A little enthusiasm goes a long way in fostering goodwill toward a new change initiative. You need to identify who your champions are going to be - the powerful influencers who can help you keep the transition moving forward. When times get tough, they’ll be the people you can count on to boost morale and focus on the end results. When the process is going well, they’ll keep the momentum going with accolades, appreciation and praise.
Don’t overlook the importance of local “peer” influencers who lead through actions rather than status, so its good to get these local leaders on side early.
And finally, also think about the possible detractors and ensure they are involved too and become part of the solution rather than part of a future problem.
4. DON’T THINK YOU HAVE FINISHED TOO SOON
Just because everything appears to be going well that doesn’t mean there isn’t some underlying frustration or resentment that could suddenly derail the transition. It’s important to check in regularly with the teams and ensure they really are managing to take on the change effectively.
We have found using Changefirst’s Roadmappro surveys invaluable for this. Various standard surveys can easily be issued, completed and collated against industry benchmark information to identify risks and their mitigations. The surveys allow us to understand what people are really thinking throughout the implementation and to plan actions to address risks before they become issues later on.
Delivering a sustainable, successful digital transformation requires the three “pillars” of People, Process and Tools to be addressed to ensure a successful outcome. For Digital PPM transformations, Changefirst delivers the People change aspects to supplement KeyedIn’s PPM Process and Tool strengths.
By addressing the challenges of people change head-on and countering them with Changefirst’s People Centered Implementation approach, knowledge and tools, the chances of delivering long term Strategic Change are significantly increased.
Need to learn more about the role of effective
Change Management in your PMO?
Join us for this webinar in partnership with KeyedIn- as Audra Proctor (CEO, Changefirst) and Colin Gibbons (Principal Product Expert, KeyedIn) discuss how to manage and maintain change by:
- embracing an adaptive PMO that is an agent of change for the business

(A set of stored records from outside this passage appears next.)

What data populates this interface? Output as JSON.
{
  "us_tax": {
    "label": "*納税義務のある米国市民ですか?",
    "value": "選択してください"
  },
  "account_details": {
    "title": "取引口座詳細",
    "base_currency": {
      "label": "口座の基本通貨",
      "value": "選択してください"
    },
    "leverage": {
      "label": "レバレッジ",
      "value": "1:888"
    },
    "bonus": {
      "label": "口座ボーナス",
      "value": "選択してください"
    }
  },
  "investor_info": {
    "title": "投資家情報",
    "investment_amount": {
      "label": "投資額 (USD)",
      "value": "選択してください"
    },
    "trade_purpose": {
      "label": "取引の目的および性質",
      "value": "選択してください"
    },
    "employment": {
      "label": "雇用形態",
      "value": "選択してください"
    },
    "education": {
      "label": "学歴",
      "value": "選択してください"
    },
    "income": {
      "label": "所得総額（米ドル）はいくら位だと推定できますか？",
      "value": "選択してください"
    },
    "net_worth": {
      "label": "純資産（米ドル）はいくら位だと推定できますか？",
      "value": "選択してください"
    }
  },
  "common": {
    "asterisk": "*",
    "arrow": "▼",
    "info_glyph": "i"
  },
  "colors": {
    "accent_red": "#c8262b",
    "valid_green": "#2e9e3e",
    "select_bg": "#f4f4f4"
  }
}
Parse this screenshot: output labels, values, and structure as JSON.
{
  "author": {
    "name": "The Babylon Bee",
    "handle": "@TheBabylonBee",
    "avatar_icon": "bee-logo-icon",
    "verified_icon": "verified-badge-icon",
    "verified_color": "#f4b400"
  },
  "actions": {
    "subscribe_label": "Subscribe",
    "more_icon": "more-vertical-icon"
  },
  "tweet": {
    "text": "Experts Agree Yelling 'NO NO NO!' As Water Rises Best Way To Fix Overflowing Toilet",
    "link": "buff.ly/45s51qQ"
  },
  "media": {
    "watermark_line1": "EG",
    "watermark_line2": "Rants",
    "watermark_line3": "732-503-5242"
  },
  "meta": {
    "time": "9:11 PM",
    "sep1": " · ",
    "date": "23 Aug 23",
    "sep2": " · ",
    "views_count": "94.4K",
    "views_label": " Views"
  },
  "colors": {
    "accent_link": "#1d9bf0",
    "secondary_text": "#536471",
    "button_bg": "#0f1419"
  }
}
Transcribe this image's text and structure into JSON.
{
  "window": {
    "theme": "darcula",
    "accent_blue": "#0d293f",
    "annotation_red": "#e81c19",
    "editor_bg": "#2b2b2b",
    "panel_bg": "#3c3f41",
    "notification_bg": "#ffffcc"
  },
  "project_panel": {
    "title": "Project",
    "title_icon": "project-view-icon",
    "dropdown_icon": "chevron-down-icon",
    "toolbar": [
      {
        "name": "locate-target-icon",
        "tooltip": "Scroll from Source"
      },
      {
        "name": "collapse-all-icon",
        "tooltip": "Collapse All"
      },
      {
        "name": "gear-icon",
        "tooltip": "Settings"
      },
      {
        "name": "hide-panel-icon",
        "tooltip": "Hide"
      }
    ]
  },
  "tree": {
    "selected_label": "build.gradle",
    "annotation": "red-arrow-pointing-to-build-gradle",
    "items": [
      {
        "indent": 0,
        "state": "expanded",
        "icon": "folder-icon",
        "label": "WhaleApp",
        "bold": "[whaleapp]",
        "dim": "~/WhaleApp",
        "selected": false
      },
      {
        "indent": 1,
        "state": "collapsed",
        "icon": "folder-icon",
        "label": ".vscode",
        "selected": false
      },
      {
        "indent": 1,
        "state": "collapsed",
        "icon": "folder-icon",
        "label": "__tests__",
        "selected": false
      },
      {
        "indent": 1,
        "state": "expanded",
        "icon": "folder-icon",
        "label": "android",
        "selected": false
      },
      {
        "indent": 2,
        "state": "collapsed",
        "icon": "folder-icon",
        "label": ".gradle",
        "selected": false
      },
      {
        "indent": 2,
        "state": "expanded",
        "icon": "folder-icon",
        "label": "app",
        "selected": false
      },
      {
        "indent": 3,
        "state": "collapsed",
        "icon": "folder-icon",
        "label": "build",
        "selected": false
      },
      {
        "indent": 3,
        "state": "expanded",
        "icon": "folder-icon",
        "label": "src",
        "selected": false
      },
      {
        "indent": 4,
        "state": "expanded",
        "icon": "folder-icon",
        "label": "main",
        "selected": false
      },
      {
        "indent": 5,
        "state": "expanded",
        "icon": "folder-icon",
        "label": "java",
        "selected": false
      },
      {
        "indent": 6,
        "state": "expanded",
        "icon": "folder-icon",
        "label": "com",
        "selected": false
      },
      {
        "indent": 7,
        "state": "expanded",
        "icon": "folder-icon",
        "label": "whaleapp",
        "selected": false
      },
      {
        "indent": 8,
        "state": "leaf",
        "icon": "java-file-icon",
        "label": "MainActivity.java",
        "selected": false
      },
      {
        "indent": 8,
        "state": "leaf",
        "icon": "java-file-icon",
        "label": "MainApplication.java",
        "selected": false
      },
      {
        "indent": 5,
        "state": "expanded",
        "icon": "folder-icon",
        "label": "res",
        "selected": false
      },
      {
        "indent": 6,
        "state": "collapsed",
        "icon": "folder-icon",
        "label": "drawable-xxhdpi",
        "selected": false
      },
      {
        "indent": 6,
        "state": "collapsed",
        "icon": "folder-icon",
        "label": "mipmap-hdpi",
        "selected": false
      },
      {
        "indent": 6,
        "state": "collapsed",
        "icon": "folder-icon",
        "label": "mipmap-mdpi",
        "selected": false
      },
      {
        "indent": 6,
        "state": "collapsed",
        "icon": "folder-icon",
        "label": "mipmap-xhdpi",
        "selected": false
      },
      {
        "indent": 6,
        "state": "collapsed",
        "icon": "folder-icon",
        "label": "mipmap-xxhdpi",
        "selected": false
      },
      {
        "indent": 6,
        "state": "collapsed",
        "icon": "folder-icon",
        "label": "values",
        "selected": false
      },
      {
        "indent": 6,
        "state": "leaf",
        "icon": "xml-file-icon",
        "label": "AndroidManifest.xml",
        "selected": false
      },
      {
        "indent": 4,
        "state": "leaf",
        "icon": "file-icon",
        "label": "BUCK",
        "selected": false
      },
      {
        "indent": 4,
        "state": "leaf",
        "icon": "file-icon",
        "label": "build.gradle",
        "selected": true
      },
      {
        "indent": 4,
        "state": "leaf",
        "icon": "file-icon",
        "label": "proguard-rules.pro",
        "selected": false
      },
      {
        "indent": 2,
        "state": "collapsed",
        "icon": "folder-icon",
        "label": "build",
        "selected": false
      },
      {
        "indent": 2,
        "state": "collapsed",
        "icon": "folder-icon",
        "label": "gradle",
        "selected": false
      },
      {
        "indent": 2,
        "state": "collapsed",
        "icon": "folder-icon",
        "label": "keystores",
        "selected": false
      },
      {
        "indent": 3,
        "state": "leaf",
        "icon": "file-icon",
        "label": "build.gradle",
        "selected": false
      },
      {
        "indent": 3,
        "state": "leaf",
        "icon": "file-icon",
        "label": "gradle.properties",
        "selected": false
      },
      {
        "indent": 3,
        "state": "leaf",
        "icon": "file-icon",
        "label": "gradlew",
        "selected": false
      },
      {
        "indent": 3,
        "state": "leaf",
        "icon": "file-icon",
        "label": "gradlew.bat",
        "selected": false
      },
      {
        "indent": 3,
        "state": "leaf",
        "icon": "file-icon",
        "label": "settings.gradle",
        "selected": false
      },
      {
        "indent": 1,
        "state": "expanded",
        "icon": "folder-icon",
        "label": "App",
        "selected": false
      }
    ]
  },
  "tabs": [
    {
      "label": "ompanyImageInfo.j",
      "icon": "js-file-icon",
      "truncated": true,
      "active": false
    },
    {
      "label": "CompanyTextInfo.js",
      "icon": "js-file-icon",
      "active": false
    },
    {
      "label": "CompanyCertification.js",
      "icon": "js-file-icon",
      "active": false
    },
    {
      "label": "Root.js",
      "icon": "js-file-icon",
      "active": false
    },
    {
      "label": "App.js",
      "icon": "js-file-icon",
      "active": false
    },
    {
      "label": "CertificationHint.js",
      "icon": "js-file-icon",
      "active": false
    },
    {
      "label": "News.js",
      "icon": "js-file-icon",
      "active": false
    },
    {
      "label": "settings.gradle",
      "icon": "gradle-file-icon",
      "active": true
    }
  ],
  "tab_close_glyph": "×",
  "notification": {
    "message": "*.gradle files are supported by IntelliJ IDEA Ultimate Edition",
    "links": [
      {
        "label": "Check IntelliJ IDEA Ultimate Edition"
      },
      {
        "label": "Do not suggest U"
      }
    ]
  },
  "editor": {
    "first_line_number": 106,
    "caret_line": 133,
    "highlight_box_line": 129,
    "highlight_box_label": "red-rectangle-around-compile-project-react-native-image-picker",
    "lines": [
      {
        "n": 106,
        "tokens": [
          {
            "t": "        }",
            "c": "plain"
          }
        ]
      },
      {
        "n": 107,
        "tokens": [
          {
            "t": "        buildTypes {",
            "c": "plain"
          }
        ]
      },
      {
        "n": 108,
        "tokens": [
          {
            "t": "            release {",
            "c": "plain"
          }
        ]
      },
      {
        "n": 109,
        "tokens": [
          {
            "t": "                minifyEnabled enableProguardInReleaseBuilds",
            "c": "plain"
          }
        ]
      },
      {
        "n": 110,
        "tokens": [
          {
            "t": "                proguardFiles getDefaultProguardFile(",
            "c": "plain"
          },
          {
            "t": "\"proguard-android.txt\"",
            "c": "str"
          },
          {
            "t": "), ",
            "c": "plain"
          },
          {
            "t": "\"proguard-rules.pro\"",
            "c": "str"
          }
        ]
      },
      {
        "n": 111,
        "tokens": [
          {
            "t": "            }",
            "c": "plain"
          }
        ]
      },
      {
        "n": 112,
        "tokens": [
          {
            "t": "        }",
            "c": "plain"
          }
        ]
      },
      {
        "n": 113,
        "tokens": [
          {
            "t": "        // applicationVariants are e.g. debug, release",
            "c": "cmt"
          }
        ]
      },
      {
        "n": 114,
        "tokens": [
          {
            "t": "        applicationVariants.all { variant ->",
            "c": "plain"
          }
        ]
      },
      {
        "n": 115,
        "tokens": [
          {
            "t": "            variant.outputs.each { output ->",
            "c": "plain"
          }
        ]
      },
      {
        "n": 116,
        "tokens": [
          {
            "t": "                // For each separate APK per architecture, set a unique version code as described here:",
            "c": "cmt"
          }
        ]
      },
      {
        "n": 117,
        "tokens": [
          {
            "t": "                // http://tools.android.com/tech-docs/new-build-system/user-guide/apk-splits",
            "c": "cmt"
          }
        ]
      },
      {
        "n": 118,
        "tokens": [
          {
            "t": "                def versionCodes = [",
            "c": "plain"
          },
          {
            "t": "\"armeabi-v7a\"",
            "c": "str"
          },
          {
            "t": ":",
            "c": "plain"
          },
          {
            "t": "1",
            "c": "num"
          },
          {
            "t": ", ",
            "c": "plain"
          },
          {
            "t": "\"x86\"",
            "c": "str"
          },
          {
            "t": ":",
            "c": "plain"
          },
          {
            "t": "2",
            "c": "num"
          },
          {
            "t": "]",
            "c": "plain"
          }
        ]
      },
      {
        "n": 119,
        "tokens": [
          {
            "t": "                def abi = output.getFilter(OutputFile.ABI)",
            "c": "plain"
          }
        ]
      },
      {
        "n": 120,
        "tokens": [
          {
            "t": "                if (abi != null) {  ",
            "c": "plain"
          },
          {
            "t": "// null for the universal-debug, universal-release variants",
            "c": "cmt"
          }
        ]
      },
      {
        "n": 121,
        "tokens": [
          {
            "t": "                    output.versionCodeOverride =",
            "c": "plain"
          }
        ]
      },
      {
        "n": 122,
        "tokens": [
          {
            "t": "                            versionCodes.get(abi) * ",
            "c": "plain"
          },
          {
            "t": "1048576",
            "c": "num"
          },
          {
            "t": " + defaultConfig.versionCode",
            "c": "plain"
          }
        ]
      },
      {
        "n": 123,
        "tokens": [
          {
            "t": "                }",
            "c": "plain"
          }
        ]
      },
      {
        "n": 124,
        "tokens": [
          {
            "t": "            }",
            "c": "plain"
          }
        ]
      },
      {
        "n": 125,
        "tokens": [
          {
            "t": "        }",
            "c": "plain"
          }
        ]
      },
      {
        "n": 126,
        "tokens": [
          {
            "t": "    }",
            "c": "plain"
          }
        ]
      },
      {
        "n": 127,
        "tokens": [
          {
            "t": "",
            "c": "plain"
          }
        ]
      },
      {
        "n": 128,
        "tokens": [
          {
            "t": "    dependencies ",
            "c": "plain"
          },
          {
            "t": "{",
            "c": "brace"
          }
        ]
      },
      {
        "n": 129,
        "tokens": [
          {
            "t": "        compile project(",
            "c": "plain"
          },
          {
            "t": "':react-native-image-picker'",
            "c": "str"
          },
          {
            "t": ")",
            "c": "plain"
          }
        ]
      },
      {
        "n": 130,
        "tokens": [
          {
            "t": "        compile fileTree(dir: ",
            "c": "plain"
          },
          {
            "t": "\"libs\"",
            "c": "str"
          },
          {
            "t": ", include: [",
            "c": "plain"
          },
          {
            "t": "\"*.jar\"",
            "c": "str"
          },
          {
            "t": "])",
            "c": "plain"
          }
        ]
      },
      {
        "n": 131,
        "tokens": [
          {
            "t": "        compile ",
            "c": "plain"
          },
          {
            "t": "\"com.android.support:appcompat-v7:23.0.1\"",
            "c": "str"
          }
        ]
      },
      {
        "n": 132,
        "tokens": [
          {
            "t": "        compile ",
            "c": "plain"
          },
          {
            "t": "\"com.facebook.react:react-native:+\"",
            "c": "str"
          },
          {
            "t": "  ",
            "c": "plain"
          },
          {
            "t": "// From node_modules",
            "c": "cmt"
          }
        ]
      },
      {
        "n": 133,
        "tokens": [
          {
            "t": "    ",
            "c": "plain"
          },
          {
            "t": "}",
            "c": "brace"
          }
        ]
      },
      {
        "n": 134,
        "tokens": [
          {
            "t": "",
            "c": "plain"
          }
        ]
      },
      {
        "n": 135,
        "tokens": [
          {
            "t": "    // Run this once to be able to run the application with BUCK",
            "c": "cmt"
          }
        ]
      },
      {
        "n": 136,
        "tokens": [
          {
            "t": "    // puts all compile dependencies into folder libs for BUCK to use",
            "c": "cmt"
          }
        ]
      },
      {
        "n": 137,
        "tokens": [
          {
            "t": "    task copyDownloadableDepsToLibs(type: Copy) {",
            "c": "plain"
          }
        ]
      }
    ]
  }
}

- combining portfolio management with Change Management to cultivate organizational agility
- leveraging Change Management as a strategic growth opportunity for the business
Secure your place on the KeyedIn website now.